Excerpts from an interface dataset:
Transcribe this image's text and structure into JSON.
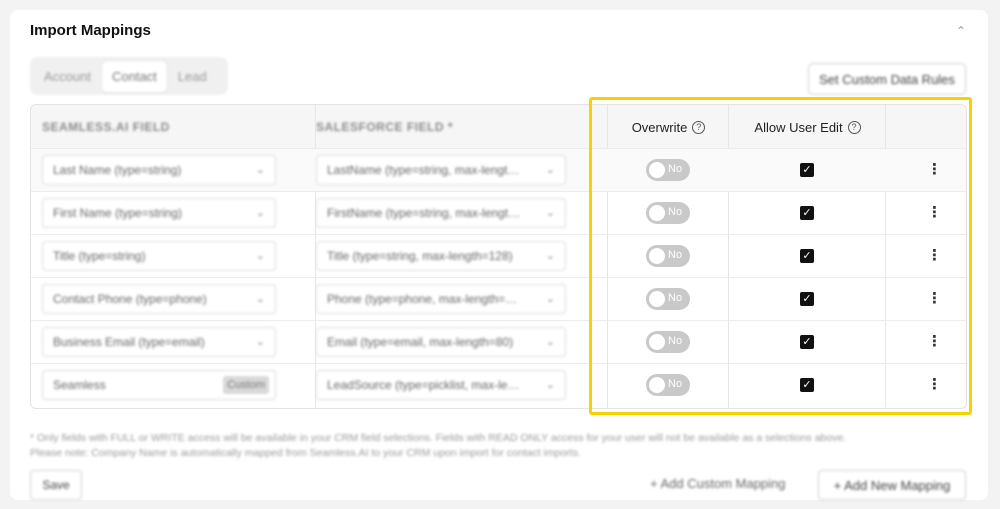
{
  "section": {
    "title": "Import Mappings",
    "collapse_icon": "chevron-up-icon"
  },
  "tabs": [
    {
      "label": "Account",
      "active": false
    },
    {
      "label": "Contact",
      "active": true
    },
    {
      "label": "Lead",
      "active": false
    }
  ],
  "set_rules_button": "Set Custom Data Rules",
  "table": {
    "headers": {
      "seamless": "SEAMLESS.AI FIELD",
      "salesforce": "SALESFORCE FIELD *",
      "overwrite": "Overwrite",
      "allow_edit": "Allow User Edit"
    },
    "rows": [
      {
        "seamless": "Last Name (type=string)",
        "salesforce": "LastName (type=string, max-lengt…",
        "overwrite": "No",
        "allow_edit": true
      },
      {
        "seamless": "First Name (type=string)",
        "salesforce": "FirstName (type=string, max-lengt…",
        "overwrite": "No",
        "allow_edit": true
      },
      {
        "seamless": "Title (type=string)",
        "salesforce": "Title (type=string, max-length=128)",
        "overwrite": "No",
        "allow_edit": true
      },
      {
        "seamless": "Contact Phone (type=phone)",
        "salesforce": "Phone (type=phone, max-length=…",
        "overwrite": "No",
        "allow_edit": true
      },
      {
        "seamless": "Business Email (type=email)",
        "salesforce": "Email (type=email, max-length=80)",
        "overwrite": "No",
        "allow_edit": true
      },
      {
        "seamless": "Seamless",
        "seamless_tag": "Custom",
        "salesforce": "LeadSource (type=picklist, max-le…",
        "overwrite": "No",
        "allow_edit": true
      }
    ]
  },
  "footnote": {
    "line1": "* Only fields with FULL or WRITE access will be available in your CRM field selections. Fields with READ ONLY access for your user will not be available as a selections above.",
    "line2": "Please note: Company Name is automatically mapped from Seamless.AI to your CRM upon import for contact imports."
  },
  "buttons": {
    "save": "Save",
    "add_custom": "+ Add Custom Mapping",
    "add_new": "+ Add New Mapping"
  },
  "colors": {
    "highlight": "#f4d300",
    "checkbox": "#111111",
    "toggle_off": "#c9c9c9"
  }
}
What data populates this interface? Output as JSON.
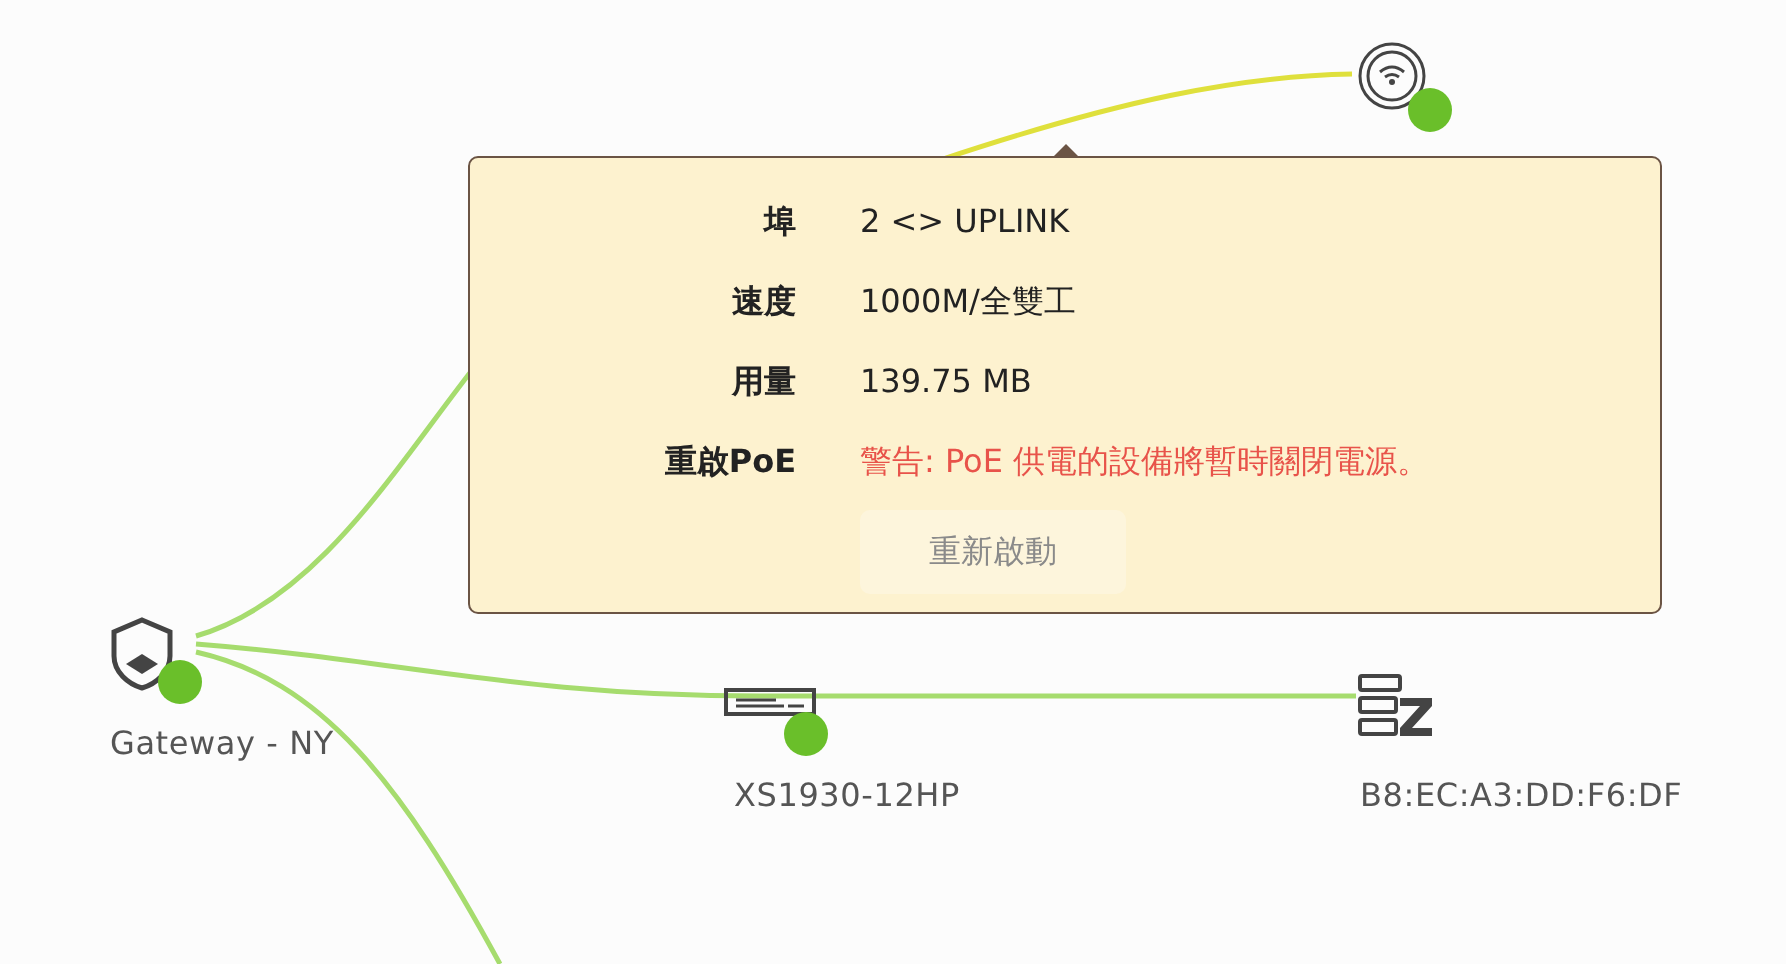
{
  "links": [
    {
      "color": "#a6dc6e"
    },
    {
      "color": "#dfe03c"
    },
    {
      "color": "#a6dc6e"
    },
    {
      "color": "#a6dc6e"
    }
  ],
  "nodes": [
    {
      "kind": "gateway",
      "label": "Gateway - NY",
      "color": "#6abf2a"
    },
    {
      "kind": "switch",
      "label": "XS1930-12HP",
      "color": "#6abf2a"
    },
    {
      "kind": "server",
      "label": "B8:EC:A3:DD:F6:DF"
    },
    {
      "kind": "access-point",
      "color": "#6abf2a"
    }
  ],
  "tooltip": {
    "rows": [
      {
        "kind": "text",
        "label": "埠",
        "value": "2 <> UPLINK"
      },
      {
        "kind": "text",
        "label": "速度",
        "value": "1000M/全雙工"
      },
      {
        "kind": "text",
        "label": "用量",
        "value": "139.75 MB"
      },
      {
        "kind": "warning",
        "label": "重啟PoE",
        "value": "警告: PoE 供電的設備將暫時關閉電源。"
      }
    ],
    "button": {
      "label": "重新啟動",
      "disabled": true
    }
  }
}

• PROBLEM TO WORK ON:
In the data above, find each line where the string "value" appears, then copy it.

• RESULT:
        "value": "2 <> UPLINK"
        "value": "1000M/全雙工"
        "value": "139.75 MB"
        "value": "警告: PoE 供電的設備將暫時關閉電源。"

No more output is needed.